Records drawn from a dataset:
+---+
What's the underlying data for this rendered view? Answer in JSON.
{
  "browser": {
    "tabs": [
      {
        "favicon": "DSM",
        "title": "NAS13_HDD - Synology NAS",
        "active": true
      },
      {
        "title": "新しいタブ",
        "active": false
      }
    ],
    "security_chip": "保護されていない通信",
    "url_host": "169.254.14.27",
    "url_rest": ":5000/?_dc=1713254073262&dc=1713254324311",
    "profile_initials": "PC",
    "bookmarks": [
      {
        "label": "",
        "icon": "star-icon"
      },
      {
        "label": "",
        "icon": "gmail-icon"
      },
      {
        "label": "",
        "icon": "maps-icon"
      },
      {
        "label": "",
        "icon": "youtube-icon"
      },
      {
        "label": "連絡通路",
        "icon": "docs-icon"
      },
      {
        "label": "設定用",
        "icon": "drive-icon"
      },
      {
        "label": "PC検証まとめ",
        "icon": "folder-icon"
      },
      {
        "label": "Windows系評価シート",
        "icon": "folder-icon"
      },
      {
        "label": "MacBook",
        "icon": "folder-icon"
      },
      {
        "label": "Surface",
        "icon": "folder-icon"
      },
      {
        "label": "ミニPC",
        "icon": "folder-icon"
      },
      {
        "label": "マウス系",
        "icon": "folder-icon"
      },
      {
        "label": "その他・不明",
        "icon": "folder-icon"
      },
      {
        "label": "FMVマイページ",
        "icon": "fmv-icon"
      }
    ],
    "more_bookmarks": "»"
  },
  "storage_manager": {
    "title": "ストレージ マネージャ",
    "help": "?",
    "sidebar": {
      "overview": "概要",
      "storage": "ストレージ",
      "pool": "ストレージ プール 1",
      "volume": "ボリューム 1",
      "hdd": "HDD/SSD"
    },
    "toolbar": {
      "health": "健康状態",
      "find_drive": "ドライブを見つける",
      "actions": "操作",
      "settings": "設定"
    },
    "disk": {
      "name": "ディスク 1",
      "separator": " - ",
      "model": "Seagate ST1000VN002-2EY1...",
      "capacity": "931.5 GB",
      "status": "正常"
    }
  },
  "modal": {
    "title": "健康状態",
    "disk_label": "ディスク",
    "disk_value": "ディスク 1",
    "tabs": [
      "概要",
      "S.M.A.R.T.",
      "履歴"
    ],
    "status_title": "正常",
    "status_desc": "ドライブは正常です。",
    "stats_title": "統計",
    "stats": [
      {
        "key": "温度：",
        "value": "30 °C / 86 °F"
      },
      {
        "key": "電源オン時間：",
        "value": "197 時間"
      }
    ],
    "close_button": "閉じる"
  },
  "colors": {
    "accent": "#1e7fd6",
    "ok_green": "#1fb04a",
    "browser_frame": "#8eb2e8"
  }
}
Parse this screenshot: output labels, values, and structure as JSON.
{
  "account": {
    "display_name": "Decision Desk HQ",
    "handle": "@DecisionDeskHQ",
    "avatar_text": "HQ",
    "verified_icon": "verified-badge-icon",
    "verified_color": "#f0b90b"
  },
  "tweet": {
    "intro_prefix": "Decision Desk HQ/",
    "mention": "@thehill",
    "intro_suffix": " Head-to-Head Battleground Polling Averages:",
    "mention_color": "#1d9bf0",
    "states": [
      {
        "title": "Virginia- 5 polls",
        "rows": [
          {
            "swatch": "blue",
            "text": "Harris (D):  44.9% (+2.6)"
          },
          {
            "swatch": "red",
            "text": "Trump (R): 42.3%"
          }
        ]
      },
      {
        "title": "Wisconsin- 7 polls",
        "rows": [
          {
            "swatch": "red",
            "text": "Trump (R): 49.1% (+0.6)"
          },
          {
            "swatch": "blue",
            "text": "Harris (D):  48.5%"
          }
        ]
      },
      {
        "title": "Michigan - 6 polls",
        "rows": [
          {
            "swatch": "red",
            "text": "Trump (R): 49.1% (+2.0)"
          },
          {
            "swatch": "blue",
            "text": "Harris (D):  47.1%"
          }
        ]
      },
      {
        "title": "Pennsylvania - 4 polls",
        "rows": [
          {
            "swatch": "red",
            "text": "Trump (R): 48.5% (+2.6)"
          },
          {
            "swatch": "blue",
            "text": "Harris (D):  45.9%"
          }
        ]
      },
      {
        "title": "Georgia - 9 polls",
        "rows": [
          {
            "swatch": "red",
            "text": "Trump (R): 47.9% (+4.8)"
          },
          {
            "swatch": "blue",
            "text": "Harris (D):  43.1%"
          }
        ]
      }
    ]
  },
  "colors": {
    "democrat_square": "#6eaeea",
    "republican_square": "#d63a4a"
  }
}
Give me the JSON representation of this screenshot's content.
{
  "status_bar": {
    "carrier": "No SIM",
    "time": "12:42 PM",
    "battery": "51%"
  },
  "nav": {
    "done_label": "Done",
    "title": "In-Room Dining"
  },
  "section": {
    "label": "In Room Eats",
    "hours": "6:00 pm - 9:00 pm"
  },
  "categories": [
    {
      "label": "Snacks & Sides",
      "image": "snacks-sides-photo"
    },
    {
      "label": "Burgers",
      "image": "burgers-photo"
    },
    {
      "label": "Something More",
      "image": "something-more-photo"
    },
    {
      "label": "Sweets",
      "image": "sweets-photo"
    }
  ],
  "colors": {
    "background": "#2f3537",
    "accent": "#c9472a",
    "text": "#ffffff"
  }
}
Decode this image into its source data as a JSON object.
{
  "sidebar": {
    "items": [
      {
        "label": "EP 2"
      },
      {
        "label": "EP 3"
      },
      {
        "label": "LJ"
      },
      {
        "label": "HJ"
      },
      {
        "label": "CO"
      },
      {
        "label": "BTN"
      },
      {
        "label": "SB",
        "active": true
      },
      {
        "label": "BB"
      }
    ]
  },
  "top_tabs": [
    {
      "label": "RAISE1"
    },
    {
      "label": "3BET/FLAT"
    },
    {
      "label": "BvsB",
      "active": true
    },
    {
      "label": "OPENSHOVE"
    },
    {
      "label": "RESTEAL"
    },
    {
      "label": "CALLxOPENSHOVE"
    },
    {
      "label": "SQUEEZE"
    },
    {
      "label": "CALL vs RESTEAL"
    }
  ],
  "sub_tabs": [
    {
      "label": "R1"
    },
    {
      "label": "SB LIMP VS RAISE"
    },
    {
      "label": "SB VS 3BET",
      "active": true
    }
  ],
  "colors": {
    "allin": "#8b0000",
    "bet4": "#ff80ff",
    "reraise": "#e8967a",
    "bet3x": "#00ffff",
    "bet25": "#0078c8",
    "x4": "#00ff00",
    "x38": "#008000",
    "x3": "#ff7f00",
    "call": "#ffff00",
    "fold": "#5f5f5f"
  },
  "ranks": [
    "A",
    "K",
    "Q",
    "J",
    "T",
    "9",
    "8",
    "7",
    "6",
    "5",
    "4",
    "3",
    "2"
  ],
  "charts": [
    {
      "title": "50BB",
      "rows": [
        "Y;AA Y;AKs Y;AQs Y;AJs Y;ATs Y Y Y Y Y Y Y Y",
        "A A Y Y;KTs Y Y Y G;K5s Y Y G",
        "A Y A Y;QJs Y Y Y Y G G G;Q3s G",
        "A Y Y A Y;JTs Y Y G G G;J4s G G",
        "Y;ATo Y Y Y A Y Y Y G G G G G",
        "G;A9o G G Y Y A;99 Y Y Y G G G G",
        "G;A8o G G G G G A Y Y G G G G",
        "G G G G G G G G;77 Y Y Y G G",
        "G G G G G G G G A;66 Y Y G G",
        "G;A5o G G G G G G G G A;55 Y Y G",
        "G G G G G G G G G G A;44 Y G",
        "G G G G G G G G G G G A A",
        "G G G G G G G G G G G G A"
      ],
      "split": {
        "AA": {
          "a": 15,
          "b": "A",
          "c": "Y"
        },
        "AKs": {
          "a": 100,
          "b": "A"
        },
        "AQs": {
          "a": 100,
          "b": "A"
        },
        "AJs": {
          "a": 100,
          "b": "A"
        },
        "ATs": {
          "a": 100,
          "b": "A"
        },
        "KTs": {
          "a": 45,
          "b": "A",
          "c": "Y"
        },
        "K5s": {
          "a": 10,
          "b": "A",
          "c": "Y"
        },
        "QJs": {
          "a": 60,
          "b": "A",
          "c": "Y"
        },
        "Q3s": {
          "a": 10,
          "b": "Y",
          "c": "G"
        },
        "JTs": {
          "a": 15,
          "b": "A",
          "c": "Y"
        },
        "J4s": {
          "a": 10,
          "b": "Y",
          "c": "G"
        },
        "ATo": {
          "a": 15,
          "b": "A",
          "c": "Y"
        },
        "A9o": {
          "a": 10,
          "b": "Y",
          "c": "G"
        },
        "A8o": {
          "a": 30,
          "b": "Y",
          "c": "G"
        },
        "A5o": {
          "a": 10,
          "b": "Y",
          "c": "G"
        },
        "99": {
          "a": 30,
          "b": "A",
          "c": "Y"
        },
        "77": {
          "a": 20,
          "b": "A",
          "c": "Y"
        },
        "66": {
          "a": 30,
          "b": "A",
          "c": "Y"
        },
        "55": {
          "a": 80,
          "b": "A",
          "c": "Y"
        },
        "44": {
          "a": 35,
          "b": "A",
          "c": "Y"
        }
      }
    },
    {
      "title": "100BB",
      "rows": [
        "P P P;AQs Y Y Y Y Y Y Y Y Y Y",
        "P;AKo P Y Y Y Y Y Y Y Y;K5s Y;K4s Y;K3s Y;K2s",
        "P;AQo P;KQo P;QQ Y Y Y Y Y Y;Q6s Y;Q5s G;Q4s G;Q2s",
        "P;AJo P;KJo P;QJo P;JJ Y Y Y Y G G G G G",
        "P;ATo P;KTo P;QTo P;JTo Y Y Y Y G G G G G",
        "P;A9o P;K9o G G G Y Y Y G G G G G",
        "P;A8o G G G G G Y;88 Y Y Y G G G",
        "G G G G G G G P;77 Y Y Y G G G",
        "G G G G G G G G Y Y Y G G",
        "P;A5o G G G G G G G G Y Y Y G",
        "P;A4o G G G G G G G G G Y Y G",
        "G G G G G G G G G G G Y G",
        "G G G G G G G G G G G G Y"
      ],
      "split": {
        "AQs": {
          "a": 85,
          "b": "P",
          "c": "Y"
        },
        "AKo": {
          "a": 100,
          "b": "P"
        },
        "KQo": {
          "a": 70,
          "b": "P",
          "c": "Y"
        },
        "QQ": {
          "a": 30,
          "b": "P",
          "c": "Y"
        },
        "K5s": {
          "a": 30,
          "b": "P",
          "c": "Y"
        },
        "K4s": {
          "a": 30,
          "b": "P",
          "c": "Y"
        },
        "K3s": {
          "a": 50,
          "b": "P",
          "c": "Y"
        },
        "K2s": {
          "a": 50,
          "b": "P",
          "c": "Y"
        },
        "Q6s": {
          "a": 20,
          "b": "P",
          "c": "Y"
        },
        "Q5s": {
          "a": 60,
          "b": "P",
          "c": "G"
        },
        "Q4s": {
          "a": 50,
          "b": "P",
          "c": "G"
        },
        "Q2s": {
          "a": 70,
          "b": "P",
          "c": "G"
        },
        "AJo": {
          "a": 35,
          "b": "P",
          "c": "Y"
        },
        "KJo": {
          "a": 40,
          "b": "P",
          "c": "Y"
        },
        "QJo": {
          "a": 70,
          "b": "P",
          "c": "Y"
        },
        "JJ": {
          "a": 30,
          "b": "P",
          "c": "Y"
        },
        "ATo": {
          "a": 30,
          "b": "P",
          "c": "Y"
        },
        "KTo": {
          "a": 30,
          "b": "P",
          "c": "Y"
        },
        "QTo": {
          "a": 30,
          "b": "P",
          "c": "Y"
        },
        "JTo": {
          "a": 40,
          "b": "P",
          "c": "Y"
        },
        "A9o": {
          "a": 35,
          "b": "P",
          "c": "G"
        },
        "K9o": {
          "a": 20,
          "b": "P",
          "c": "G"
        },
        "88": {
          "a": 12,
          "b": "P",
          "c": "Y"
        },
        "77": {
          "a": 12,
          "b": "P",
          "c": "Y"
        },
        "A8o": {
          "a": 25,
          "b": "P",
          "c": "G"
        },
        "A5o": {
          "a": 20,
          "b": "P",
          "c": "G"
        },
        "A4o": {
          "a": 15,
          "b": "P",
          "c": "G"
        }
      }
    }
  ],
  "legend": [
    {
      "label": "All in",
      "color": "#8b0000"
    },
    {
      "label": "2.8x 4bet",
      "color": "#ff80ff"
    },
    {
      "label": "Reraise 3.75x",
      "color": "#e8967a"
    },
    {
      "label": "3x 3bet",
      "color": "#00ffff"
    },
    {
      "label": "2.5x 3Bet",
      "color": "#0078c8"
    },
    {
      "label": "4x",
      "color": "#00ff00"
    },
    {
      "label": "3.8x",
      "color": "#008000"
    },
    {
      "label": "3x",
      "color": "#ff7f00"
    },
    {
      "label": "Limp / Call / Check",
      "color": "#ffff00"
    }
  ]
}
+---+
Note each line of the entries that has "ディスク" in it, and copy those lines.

SOLUTION FOR THIS EXERCISE:
      "name": "ディスク 1",
    "disk_label": "ディスク",
    "disk_value": "ディスク 1",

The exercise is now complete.